THE DATA:
——

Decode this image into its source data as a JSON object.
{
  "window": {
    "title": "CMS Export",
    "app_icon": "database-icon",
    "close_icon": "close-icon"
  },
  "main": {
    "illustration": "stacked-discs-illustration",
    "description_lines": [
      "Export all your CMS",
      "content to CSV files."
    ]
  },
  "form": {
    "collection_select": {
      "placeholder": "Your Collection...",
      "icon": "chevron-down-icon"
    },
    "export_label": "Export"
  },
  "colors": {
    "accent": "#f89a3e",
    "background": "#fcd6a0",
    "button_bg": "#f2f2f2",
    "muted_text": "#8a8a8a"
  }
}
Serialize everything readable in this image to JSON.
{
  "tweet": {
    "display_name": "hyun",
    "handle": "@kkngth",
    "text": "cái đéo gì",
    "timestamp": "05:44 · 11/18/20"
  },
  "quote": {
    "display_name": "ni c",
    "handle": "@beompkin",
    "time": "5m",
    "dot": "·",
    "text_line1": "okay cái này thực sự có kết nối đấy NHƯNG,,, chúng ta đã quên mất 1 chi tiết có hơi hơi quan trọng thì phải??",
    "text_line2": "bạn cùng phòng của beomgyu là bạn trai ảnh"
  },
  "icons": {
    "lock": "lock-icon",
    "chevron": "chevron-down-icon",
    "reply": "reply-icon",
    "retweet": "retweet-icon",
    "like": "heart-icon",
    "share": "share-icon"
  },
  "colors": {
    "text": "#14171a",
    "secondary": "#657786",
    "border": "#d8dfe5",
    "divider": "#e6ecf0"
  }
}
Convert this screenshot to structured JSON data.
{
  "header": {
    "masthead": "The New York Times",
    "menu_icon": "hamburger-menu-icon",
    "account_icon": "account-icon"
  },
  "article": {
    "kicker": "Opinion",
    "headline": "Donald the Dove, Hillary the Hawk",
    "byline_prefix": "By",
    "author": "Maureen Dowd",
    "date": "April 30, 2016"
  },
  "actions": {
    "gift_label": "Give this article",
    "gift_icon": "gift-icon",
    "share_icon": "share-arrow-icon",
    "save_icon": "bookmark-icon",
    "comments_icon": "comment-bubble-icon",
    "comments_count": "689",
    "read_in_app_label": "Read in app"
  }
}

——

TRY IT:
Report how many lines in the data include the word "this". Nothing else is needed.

SOLUTION TO THE PROBLEM:
4